WORK ORDER:
Each record that follows should be reproduced in full, character for character.

────────

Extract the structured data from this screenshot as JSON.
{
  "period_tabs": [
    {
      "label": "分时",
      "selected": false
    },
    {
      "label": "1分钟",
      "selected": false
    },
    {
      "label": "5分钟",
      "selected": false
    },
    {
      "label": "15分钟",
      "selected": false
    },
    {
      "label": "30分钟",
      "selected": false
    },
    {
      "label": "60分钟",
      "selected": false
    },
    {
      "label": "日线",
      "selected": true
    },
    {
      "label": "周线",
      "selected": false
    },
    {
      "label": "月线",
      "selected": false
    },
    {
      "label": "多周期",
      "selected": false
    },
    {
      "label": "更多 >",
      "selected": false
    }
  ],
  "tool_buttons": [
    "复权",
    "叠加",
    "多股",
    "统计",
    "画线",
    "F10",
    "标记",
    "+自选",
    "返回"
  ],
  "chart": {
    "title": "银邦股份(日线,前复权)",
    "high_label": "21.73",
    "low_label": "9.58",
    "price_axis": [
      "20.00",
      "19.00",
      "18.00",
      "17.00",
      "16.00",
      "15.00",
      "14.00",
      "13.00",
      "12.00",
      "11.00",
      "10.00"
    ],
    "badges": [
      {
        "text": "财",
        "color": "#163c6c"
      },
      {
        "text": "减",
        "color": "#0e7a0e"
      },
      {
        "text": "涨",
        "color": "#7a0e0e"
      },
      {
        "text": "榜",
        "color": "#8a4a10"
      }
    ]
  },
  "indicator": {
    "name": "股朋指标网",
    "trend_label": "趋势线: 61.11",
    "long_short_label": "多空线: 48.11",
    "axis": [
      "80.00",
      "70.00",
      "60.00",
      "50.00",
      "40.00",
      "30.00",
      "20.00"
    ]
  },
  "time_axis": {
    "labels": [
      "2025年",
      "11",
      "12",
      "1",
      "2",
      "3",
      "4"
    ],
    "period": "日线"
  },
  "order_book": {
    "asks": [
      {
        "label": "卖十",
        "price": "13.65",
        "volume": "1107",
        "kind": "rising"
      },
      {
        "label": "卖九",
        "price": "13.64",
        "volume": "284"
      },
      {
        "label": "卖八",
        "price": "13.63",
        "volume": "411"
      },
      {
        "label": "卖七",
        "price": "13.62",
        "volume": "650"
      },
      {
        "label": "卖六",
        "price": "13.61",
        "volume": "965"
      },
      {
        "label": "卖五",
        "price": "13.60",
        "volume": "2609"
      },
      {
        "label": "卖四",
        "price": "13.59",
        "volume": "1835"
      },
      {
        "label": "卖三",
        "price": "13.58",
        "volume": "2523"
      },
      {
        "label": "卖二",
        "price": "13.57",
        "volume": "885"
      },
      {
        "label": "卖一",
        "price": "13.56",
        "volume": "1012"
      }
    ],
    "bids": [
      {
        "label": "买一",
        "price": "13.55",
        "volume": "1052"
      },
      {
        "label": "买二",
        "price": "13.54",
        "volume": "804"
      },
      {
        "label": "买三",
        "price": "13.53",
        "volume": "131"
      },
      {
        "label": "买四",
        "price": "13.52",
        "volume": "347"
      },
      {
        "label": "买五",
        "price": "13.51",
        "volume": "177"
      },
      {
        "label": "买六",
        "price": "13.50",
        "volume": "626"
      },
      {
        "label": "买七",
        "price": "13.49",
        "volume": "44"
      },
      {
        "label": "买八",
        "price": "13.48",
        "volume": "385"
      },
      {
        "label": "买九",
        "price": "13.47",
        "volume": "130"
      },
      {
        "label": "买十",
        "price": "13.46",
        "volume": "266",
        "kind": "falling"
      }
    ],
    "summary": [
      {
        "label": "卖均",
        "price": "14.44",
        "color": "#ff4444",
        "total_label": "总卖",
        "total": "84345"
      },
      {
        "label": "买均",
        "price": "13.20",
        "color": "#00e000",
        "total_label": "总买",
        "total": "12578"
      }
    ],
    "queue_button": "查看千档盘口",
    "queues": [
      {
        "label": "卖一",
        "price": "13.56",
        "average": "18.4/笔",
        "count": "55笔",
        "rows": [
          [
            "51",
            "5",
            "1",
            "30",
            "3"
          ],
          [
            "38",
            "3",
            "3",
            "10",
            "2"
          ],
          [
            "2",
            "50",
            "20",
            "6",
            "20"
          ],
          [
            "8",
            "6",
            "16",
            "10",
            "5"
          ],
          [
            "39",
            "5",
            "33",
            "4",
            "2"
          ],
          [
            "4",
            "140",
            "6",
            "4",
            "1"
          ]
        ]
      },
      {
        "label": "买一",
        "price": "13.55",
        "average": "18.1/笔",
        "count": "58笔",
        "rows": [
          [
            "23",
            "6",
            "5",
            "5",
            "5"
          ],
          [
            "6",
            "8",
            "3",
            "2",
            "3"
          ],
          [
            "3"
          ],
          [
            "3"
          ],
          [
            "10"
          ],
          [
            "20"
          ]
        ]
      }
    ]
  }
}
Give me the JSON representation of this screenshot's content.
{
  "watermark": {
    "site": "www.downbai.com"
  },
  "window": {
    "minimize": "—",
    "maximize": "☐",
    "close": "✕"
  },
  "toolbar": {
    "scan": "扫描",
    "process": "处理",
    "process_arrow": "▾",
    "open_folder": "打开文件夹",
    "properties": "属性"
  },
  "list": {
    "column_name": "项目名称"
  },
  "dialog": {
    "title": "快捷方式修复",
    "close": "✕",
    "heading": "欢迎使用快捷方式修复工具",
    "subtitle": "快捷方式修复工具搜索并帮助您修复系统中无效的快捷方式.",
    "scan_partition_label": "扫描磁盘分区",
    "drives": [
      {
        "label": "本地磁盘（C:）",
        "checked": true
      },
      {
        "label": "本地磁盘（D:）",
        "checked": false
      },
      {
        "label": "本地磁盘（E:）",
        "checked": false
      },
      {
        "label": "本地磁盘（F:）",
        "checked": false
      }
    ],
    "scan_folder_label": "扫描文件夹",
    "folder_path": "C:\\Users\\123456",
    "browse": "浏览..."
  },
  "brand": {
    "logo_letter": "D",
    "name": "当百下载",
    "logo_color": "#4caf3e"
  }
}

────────

SOLUTION FOR THIS EXERCISE:
Extract the structured data from this screenshot as JSON.
{
  "period_tabs": [
    {
      "label": "分时",
      "selected": false
    },
    {
      "label": "1分钟",
      "selected": false
    },
    {
      "label": "5分钟",
      "selected": false
    },
    {
      "label": "15分钟",
      "selected": false
    },
    {
      "label": "30分钟",
      "selected": false
    },
    {
      "label": "60分钟",
      "selected": false
    },
    {
      "label": "日线",
      "selected": true
    },
    {
      "label": "周线",
      "selected": false
    },
    {
      "label": "月线",
      "selected": false
    },
    {
      "label": "多周期",
      "selected": false
    },
    {
      "label": "更多 >",
      "selected": false
    }
  ],
  "tool_buttons": [
    "复权",
    "叠加",
    "多股",
    "统计",
    "画线",
    "F10",
    "标记",
    "+自选",
    "返回"
  ],
  "chart": {
    "title": "银邦股份(日线,前复权)",
    "high_label": "21.73",
    "low_label": "9.58",
    "price_axis": [
      "20.00",
      "19.00",
      "18.00",
      "17.00",
      "16.00",
      "15.00",
      "14.00",
      "13.00",
      "12.00",
      "11.00",
      "10.00"
    ],
    "badges": [
      {
        "text": "财",
        "color": "#163c6c"
      },
      {
        "text": "减",
        "color": "#0e7a0e"
      },
      {
        "text": "涨",
        "color": "#7a0e0e"
      },
      {
        "text": "榜",
        "color": "#8a4a10"
      }
    ]
  },
  "indicator": {
    "name": "股朋指标网",
    "trend_label": "趋势线: 61.11",
    "long_short_label": "多空线: 48.11",
    "axis": [
      "80.00",
      "70.00",
      "60.00",
      "50.00",
      "40.00",
      "30.00",
      "20.00"
    ]
  },
  "time_axis": {
    "labels": [
      "2025年",
      "11",
      "12",
      "1",
      "2",
      "3",
      "4"
    ],
    "period": "日线"
  },
  "order_book": {
    "asks": [
      {
        "label": "卖十",
        "price": "13.65",
        "volume": "1107",
        "kind": "rising"
      },
      {
        "label": "卖九",
        "price": "13.64",
        "volume": "284"
      },
      {
        "label": "卖八",
        "price": "13.63",
        "volume": "411"
      },
      {
        "label": "卖七",
        "price": "13.62",
        "volume": "650"
      },
      {
        "label": "卖六",
        "price": "13.61",
        "volume": "965"
      },
      {
        "label": "卖五",
        "price": "13.60",
        "volume": "2609"
      },
      {
        "label": "卖四",
        "price": "13.59",
        "volume": "1835"
      },
      {
        "label": "卖三",
        "price": "13.58",
        "volume": "2523"
      },
      {
        "label": "卖二",
        "price": "13.57",
        "volume": "885"
      },
      {
        "label": "卖一",
        "price": "13.56",
        "volume": "1012"
      }
    ],
    "bids": [
      {
        "label": "买一",
        "price": "13.55",
        "volume": "1052"
      },
      {
        "label": "买二",
        "price": "13.54",
        "volume": "804"
      },
      {
        "label": "买三",
        "price": "13.53",
        "volume": "131"
      },
      {
        "label": "买四",
        "price": "13.52",
        "volume": "347"
      },
      {
        "label": "买五",
        "price": "13.51",
        "volume": "177"
      },
      {
        "label": "买六",
        "price": "13.50",
        "volume": "626"
      },
      {
        "label": "买七",
        "price": "13.49",
        "volume": "44"
      },
      {
        "label": "买八",
        "price": "13.48",
        "volume": "385"
      },
      {
        "label": "买九",
        "price": "13.47",
        "volume": "130"
      },
      {
        "label": "买十",
        "price": "13.46",
        "volume": "266",
        "kind": "falling"
      }
    ],
    "summary": [
      {
        "label": "卖均",
        "price": "14.44",
        "color": "#ff4444",
        "total_label": "总卖",
        "total": "84345"
      },
      {
        "label": "买均",
        "price": "13.20",
        "color": "#00e000",
        "total_label": "总买",
        "total": "12578"
      }
    ],
    "queue_button": "查看千档盘口",
    "queues": [
      {
        "label": "卖一",
        "price": "13.56",
        "average": "18.4/笔",
        "count": "55笔",
        "rows": [
          [
            "51",
            "5",
            "1",
            "30",
            "3"
          ],
          [
            "38",
            "3",
            "3",
            "10",
            "2"
          ],
          [
            "2",
            "50",
            "20",
            "6",
            "20"
          ],
          [
            "8",
            "6",
            "16",
            "10",
            "5"
          ],
          [
            "39",
            "5",
            "33",
            "4",
            "2"
          ],
          [
            "4",
            "140",
            "6",
            "4",
            "1"
          ]
        ]
      },
      {
        "label": "买一",
        "price": "13.55",
        "average": "18.1/笔",
        "count": "58笔",
        "rows": [
          [
            "23",
            "6",
            "5",
            "5",
            "5"
          ],
          [
            "6",
            "8",
            "3",
            "2",
            "3"
          ],
          [
            "3"
          ],
          [
            "3"
          ],
          [
            "10"
          ],
          [
            "20"
          ]
        ]
      }
    ]
  }
}
Give me the JSON representation of this screenshot's content.
{
  "watermark": {
    "site": "www.downbai.com"
  },
  "window": {
    "minimize": "—",
    "maximize": "☐",
    "close": "✕"
  },
  "toolbar": {
    "scan": "扫描",
    "process": "处理",
    "process_arrow": "▾",
    "open_folder": "打开文件夹",
    "properties": "属性"
  },
  "list": {
    "column_name": "项目名称"
  },
  "dialog": {
    "title": "快捷方式修复",
    "close": "✕",
    "heading": "欢迎使用快捷方式修复工具",
    "subtitle": "快捷方式修复工具搜索并帮助您修复系统中无效的快捷方式.",
    "scan_partition_label": "扫描磁盘分区",
    "drives": [
      {
        "label": "本地磁盘（C:）",
        "checked": true
      },
      {
        "label": "本地磁盘（D:）",
        "checked": false
      },
      {
        "label": "本地磁盘（E:）",
        "checked": false
      },
      {
        "label": "本地磁盘（F:）",
        "checked": false
      }
    ],
    "scan_folder_label": "扫描文件夹",
    "folder_path": "C:\\Users\\123456",
    "browse": "浏览..."
  },
  "brand": {
    "logo_letter": "D",
    "name": "当百下载",
    "logo_color": "#4caf3e"
  }
}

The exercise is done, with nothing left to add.